Entries provided =
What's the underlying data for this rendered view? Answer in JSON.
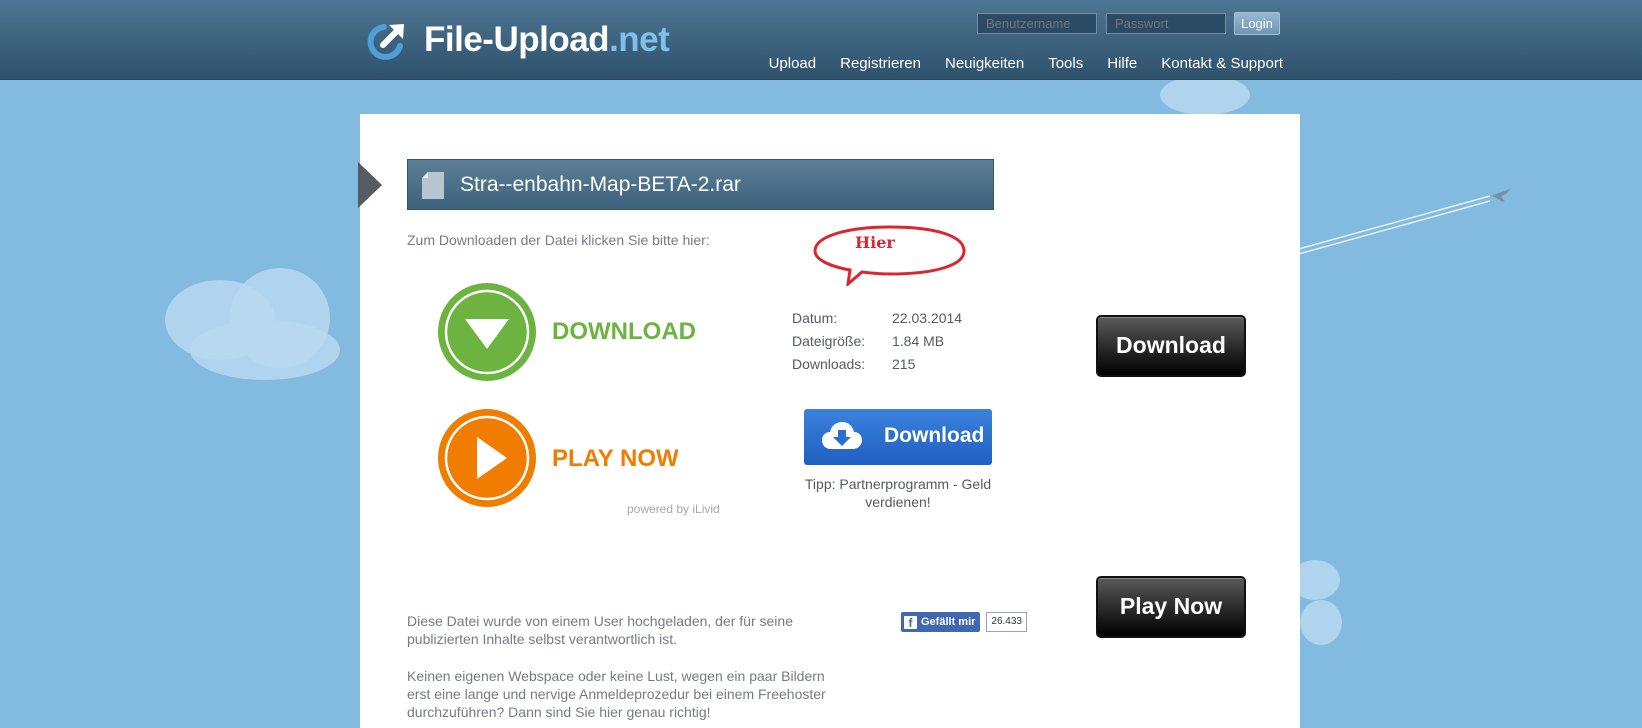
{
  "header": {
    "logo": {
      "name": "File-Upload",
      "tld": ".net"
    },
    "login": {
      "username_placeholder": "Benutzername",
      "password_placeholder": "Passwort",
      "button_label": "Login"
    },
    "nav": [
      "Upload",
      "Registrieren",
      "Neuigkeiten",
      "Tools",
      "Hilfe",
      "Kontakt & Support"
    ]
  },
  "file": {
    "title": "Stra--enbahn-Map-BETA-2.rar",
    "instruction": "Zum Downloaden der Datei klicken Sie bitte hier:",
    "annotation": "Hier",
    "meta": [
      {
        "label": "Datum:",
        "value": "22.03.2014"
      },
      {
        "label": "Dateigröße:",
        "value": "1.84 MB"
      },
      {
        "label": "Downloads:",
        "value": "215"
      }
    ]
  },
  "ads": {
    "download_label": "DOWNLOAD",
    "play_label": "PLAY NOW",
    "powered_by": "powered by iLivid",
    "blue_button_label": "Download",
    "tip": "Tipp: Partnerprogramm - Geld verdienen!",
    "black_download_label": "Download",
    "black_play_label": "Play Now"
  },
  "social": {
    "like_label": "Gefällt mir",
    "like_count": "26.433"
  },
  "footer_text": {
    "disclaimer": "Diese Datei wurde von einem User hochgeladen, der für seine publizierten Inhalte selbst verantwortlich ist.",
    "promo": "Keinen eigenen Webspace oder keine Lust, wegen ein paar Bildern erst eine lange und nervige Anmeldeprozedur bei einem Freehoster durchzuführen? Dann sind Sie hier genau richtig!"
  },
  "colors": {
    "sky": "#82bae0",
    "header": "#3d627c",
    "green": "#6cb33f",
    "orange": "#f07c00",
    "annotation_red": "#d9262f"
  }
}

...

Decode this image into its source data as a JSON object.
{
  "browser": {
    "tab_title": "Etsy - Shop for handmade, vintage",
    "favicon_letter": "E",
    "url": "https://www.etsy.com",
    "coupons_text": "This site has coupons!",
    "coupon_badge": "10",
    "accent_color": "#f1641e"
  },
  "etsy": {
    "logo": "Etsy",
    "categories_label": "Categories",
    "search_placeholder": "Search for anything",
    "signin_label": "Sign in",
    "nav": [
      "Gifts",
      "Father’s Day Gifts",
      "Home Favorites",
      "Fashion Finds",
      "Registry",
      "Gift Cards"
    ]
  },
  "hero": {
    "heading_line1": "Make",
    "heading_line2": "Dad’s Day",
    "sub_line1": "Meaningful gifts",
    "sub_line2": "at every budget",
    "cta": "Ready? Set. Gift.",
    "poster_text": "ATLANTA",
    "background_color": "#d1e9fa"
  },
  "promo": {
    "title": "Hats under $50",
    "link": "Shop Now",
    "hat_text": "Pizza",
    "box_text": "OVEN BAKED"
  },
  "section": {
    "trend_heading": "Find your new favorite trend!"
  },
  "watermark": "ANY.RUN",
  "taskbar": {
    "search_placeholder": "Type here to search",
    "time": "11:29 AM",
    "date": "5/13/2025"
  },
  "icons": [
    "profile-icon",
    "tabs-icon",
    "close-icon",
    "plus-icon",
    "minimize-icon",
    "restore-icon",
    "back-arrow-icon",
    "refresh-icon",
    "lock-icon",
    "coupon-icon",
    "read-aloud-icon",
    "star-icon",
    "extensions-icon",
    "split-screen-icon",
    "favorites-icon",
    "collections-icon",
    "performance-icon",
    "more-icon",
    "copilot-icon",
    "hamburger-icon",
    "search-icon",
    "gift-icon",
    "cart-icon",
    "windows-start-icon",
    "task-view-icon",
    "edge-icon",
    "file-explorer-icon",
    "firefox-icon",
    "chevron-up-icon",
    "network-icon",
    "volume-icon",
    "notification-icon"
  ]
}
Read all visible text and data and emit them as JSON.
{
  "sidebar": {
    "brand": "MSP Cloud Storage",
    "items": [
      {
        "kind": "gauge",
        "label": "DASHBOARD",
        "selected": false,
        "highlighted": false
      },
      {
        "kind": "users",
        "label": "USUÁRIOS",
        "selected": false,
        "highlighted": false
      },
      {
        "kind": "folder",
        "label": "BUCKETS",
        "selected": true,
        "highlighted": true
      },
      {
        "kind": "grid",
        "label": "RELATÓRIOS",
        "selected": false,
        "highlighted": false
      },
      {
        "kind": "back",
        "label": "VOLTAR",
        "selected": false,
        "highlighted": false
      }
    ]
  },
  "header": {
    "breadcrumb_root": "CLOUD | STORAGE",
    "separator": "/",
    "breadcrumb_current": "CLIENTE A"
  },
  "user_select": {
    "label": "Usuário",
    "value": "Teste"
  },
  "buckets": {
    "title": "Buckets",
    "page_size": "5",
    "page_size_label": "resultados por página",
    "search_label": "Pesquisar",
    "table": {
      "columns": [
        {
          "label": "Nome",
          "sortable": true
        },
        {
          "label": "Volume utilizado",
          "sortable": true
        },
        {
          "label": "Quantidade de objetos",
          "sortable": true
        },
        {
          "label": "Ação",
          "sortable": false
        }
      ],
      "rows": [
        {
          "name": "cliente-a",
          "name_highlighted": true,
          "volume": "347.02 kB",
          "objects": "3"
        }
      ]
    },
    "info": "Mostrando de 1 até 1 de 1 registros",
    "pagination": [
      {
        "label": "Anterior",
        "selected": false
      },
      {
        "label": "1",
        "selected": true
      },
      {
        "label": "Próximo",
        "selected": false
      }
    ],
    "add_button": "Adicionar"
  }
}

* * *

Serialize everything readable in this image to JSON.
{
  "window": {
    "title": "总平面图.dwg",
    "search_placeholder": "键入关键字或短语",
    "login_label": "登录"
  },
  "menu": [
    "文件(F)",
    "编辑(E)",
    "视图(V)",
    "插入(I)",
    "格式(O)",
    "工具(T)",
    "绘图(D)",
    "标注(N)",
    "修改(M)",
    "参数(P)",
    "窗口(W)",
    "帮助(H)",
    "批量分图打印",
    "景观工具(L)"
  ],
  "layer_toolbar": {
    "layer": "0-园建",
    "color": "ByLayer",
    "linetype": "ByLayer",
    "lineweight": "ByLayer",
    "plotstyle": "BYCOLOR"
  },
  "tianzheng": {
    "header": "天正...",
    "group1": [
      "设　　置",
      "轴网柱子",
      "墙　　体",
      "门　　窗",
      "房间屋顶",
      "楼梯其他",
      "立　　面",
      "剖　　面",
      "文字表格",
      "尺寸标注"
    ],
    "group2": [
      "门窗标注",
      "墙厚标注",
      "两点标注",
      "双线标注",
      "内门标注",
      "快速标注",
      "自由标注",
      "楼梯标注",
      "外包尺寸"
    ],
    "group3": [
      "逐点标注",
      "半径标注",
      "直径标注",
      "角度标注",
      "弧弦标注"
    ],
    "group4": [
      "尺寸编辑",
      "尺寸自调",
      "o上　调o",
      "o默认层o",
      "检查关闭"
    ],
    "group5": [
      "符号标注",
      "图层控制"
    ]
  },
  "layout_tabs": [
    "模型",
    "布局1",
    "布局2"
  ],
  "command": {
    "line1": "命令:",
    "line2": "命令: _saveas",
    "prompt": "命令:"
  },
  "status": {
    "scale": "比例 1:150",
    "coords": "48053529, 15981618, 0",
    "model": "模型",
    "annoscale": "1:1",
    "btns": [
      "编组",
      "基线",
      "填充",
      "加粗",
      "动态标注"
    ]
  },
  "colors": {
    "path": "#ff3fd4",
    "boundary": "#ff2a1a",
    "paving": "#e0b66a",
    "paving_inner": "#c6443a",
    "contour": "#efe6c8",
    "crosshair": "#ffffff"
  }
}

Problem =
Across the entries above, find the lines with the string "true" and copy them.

Exercise result =
        "selected": true,
        "highlighted": true
          "sortable": true
          "sortable": true
          "sortable": true
          "name_highlighted": true,
        "selected": true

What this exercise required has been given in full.